• _Material for this exercise_:
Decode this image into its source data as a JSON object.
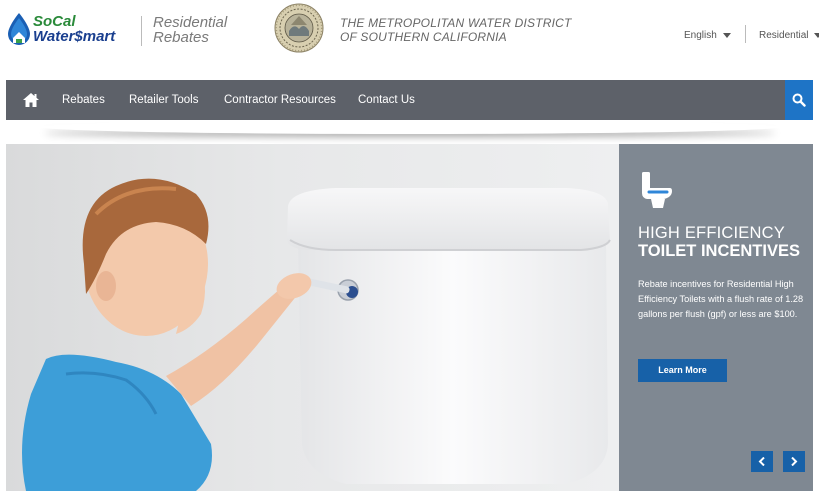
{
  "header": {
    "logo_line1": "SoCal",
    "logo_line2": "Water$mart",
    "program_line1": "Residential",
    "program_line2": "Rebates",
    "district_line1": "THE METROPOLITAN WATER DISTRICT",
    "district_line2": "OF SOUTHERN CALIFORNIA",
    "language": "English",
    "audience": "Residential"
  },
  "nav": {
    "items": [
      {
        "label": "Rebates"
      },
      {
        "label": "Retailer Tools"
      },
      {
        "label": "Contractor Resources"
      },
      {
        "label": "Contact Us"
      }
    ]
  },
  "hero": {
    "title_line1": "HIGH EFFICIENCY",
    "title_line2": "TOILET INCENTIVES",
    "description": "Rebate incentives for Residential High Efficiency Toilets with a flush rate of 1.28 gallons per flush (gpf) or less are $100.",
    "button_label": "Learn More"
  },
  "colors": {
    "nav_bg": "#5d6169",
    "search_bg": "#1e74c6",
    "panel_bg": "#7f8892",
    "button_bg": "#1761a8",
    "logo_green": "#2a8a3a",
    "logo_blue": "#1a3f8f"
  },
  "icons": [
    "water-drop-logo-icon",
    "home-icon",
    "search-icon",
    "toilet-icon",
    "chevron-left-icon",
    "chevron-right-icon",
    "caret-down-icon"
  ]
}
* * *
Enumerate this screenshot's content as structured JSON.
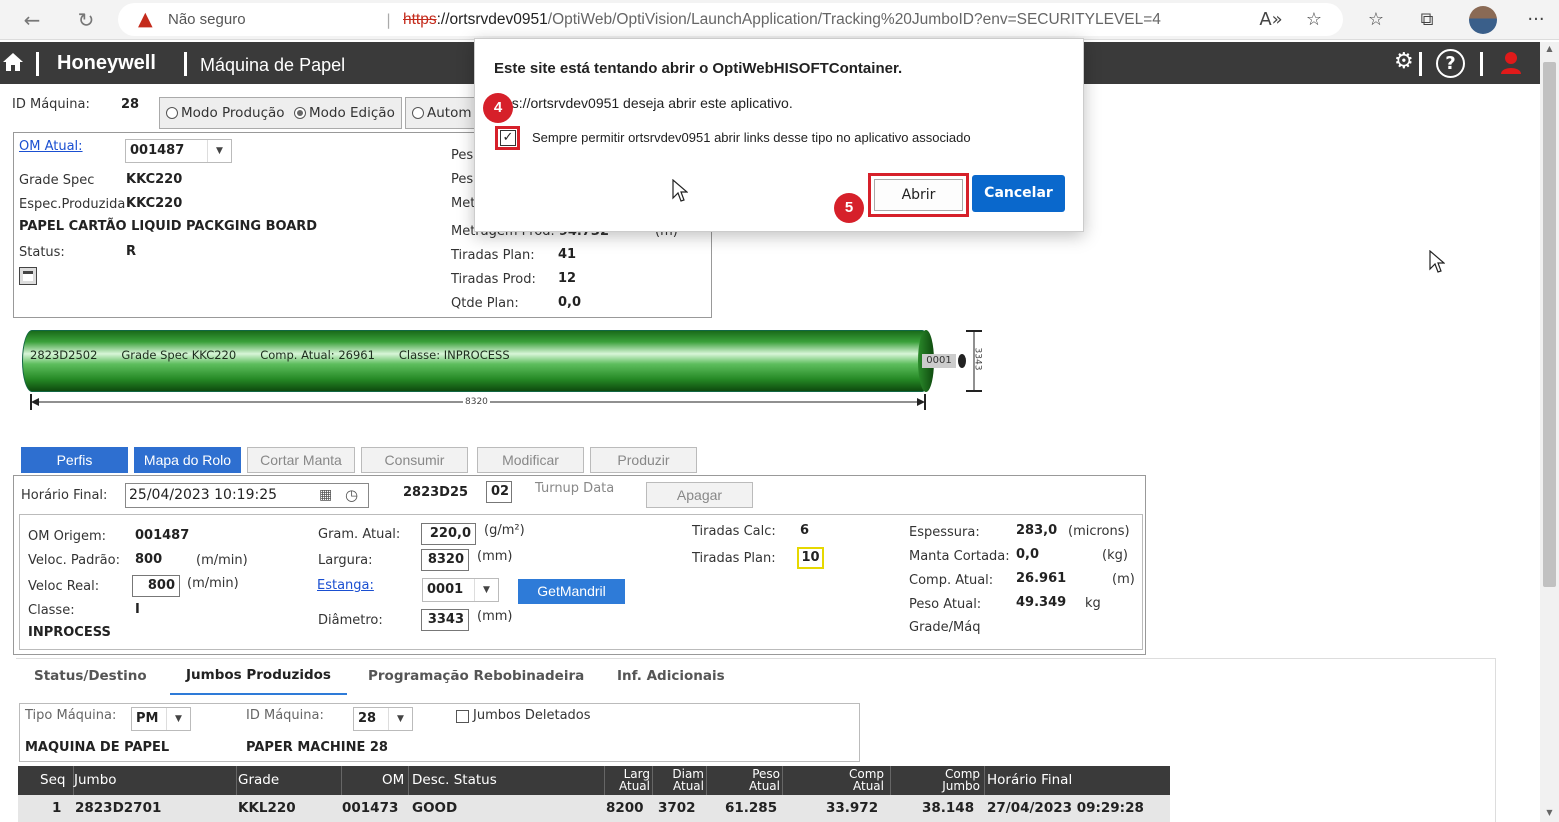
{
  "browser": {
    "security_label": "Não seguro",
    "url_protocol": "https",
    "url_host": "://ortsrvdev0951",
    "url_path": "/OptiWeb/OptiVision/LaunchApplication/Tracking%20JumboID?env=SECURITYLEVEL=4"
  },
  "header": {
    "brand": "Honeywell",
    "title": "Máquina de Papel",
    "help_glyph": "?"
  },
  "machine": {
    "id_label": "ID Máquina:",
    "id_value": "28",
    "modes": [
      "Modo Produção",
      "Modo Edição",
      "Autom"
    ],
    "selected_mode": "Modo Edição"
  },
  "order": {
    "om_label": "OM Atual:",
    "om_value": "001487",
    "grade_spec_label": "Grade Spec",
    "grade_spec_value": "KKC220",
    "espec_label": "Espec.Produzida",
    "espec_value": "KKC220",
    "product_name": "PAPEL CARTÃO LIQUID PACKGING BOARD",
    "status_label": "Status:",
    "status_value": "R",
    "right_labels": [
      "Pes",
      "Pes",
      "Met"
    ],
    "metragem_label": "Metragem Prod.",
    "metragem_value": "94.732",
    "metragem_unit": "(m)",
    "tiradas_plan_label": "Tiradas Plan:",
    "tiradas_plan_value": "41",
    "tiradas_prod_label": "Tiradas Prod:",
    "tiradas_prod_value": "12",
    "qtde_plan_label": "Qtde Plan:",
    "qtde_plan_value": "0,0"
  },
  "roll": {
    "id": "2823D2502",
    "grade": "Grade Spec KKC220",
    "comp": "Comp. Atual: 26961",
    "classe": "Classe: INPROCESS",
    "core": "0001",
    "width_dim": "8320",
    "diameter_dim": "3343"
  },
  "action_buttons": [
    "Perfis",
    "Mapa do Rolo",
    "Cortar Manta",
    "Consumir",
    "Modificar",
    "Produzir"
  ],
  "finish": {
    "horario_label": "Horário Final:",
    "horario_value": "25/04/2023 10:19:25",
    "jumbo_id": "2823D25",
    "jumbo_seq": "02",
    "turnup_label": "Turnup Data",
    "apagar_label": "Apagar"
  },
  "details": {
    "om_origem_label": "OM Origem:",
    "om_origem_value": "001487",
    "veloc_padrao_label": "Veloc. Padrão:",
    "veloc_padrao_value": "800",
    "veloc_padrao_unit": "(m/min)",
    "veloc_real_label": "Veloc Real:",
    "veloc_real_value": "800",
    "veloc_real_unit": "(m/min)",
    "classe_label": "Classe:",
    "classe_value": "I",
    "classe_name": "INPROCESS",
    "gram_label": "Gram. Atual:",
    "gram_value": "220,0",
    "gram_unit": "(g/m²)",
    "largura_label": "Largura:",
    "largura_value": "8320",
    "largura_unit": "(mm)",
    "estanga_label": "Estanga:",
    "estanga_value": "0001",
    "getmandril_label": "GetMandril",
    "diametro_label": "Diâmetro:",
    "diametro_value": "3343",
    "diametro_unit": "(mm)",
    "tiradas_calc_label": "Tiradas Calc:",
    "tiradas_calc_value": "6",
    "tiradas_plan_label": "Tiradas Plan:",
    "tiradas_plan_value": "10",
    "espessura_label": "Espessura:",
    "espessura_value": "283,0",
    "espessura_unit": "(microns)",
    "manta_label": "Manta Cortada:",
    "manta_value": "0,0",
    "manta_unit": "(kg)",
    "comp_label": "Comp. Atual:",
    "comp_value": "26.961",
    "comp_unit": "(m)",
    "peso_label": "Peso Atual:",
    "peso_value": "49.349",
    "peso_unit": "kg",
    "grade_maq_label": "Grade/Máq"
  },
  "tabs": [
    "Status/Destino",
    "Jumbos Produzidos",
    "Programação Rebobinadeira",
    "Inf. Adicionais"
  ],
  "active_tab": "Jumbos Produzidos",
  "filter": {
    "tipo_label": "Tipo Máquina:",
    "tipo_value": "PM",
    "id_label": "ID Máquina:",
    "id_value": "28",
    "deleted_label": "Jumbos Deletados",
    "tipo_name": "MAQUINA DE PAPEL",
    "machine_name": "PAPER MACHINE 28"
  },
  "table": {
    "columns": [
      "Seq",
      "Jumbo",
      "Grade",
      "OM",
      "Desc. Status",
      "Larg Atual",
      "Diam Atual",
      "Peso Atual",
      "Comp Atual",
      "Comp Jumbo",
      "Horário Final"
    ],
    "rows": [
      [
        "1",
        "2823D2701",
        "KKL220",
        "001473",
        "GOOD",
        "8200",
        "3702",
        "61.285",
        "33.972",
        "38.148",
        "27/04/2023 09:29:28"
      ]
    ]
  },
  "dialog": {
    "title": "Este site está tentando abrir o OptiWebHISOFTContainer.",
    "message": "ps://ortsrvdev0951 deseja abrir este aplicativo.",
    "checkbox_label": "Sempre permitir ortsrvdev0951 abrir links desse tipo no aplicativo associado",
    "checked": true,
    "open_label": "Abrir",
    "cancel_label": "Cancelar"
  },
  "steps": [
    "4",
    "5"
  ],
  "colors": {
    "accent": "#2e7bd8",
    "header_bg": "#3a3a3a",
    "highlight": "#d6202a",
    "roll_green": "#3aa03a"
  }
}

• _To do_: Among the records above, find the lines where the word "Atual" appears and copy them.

• _Written response_:
    "om_label": "OM Atual:",
    "comp": "Comp. Atual: 26961",
    "gram_label": "Gram. Atual:",
    "comp_label": "Comp. Atual:",
    "peso_label": "Peso Atual:",
      "Larg Atual",
      "Diam Atual",
      "Peso Atual",
      "Comp Atual",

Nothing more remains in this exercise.